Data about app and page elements
[Start of Attachment]

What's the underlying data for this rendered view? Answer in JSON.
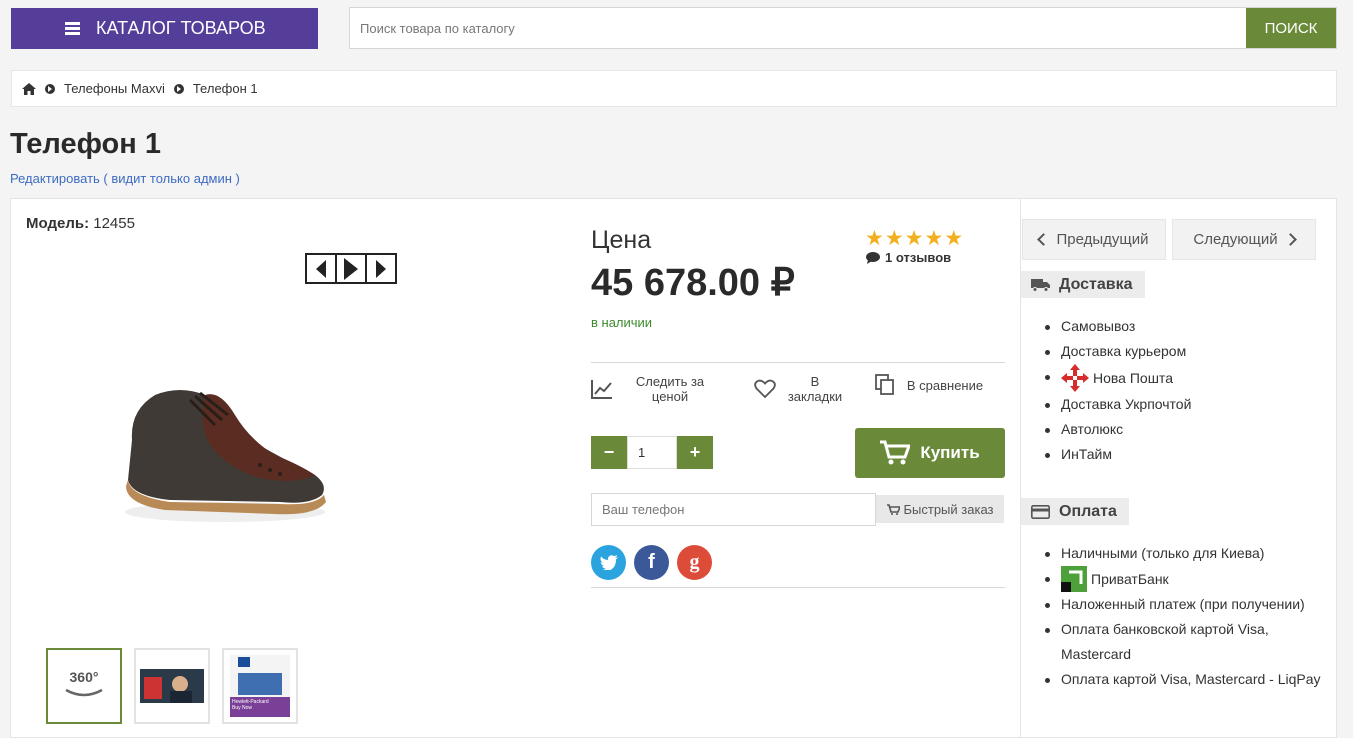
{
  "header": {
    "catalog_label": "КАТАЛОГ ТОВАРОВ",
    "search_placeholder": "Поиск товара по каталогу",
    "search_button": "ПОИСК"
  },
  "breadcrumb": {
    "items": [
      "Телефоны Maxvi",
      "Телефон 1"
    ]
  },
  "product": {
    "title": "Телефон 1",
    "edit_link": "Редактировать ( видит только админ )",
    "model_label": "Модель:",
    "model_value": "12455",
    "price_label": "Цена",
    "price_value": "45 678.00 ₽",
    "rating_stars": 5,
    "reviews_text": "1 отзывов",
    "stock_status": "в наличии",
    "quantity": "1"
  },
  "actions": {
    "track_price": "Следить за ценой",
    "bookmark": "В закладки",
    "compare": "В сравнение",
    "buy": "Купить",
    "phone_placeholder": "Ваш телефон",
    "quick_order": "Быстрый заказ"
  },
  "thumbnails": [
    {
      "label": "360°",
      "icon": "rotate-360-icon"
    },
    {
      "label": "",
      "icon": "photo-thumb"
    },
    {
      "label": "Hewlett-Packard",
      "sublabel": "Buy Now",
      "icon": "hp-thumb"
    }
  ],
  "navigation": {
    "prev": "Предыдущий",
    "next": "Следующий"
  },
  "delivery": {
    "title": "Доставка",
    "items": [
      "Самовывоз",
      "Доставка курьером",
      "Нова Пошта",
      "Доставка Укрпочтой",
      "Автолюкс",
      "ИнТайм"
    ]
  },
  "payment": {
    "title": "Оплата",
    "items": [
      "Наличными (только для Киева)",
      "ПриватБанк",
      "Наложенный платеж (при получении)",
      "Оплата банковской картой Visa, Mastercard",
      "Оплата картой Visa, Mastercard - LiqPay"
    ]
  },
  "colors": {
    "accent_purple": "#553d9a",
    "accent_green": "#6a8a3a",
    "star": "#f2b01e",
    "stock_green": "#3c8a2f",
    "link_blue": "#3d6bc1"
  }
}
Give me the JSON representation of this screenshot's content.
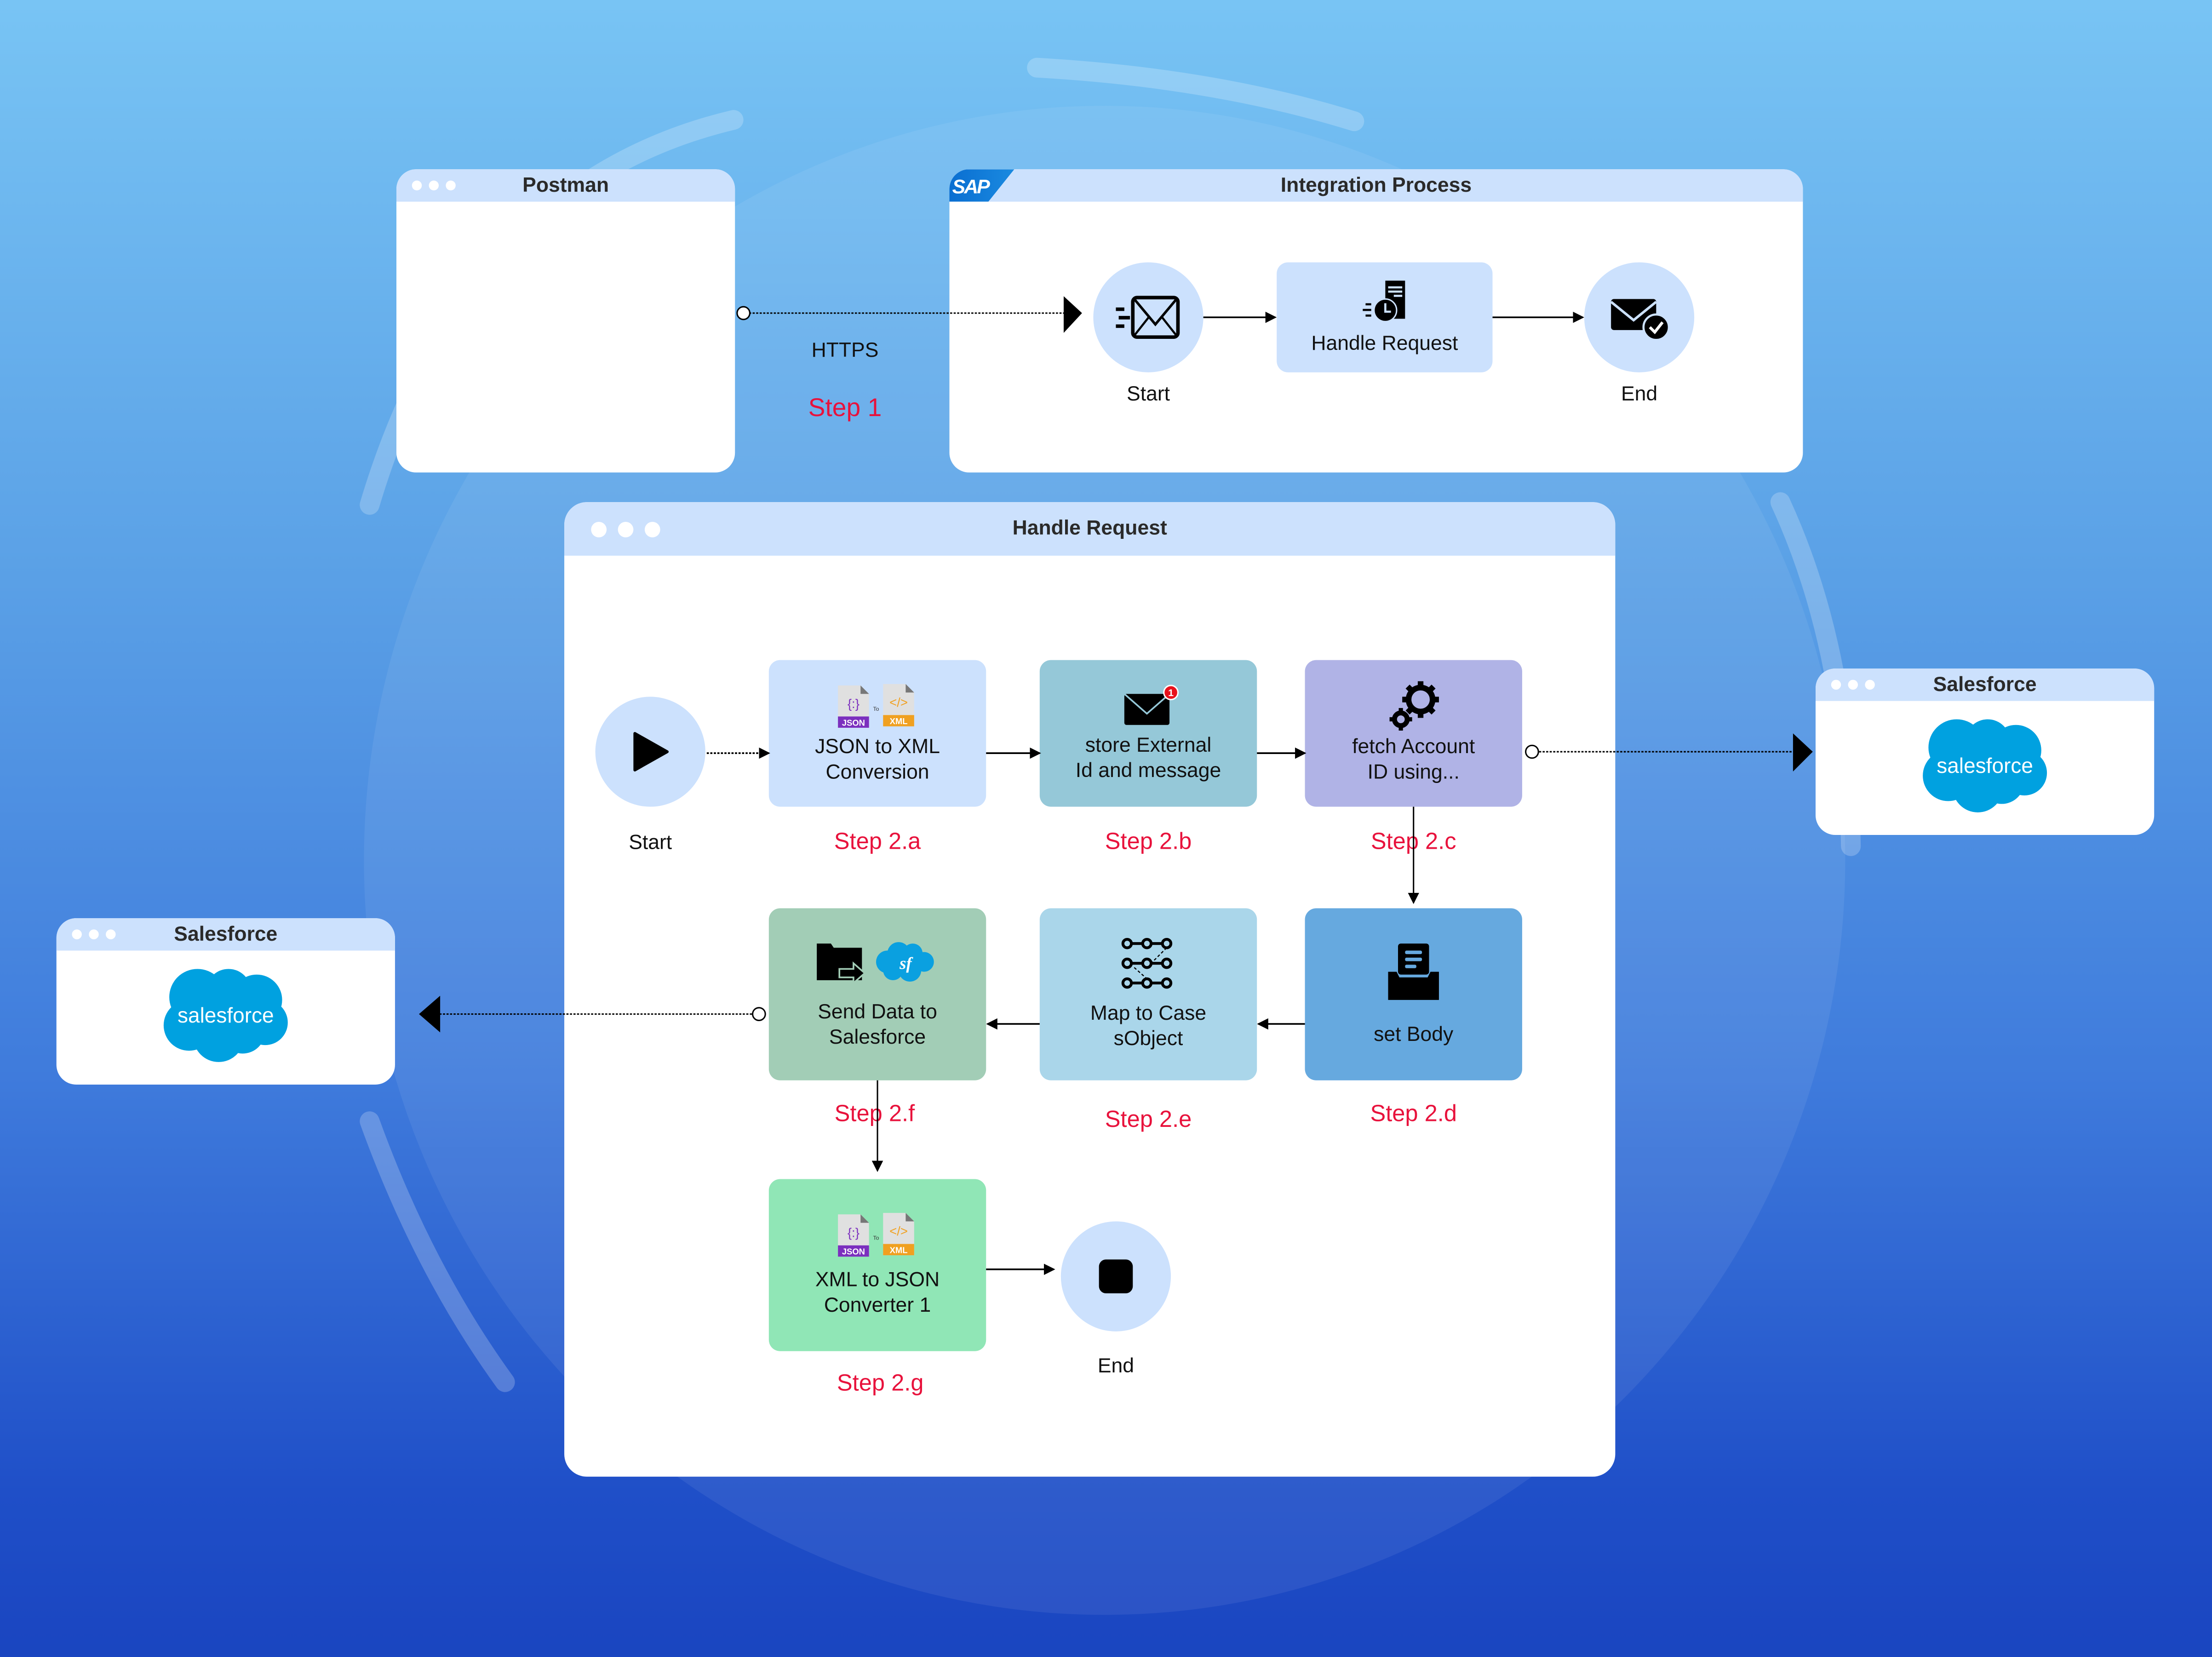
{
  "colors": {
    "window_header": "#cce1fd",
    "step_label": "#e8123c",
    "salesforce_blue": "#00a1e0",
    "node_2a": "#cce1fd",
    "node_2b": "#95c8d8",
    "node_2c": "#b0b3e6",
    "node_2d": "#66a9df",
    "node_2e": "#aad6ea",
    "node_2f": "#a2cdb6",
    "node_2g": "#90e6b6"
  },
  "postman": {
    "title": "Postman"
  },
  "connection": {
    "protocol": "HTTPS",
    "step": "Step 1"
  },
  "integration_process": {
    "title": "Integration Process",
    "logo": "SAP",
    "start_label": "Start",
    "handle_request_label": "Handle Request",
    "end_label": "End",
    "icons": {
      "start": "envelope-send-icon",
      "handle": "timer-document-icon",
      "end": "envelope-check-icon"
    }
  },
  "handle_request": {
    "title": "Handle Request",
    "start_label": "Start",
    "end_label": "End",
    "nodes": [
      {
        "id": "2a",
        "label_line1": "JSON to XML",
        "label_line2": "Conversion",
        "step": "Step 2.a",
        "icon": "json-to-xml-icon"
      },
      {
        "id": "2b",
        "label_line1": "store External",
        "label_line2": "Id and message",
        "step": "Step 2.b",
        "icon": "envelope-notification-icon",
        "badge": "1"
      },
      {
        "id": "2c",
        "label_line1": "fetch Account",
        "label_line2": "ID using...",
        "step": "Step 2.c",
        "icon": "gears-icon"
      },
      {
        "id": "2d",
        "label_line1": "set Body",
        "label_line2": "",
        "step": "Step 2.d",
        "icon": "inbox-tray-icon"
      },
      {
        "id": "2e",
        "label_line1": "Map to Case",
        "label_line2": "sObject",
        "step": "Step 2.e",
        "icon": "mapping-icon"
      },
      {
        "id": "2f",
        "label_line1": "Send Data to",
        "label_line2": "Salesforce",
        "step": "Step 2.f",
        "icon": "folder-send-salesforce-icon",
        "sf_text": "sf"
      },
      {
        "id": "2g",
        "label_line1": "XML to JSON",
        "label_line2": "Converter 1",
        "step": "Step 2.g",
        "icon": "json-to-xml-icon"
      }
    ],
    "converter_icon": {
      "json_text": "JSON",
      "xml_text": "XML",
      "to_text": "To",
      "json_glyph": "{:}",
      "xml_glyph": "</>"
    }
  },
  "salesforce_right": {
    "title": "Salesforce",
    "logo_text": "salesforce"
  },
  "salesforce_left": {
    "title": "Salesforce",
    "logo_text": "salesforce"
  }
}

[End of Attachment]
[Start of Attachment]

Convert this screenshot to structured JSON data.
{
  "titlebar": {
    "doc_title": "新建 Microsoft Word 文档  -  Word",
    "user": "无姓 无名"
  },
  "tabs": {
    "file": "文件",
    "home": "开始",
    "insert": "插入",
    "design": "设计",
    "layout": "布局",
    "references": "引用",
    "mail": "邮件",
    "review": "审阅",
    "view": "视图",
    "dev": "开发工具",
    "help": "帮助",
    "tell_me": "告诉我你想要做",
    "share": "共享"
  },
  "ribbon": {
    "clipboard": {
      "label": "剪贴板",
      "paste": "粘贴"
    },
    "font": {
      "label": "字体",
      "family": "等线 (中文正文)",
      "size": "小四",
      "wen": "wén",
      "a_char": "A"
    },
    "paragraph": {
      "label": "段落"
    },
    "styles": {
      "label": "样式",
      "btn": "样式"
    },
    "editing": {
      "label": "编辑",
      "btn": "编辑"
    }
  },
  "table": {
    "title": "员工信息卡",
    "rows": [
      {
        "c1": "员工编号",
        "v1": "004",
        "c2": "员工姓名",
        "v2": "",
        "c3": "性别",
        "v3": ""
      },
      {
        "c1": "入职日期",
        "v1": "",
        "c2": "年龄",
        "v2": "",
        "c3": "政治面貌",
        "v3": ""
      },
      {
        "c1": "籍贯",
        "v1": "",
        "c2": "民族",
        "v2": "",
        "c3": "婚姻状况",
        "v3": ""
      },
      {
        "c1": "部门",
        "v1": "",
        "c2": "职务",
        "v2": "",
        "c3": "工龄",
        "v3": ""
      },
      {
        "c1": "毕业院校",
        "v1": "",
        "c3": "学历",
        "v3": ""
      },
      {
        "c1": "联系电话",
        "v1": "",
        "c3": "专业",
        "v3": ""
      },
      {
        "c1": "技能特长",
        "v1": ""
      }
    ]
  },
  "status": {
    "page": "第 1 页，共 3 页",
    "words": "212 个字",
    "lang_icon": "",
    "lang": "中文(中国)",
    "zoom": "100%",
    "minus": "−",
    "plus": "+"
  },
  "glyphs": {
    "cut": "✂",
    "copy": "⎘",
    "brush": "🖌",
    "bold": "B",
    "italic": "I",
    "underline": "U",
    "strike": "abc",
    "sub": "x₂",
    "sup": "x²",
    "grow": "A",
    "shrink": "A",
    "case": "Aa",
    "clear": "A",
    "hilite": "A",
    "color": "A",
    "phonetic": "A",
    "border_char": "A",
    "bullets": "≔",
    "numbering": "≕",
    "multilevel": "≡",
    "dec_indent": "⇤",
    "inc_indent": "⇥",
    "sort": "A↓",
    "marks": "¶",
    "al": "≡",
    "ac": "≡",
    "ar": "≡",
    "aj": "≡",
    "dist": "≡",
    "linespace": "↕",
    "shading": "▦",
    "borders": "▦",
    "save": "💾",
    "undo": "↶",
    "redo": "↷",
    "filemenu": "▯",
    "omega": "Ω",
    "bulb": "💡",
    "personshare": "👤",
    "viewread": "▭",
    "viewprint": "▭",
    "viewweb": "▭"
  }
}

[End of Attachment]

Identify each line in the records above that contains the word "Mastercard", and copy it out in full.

# TASK SOLUTION:
      "Оплата банковской картой Visa, Mastercard",
      "Оплата картой Visa, Mastercard - LiqPay"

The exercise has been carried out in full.